### Task description
Read the lines below, and copy any that contain the string "name".

Dataset rows describing interfaces
+===+

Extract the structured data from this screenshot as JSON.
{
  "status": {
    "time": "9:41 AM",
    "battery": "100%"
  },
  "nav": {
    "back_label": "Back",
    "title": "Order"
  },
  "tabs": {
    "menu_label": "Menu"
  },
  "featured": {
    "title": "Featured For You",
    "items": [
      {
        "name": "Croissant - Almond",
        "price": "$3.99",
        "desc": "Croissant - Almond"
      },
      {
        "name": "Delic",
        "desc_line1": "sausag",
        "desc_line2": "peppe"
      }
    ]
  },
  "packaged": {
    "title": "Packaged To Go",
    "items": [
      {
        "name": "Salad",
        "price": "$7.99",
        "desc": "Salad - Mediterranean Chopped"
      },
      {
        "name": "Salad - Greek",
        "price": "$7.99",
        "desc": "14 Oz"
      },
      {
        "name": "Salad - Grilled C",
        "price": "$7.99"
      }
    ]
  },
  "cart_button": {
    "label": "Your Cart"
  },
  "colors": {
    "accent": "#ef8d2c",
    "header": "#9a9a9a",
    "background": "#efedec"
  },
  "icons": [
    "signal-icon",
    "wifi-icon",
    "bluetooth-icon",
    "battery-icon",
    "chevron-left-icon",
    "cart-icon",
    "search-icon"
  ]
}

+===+

### Written reply
        "name": "Croissant - Almond",
        "name": "Delic",
        "name": "Salad",
        "name": "Salad - Greek",
        "name": "Salad - Grilled C",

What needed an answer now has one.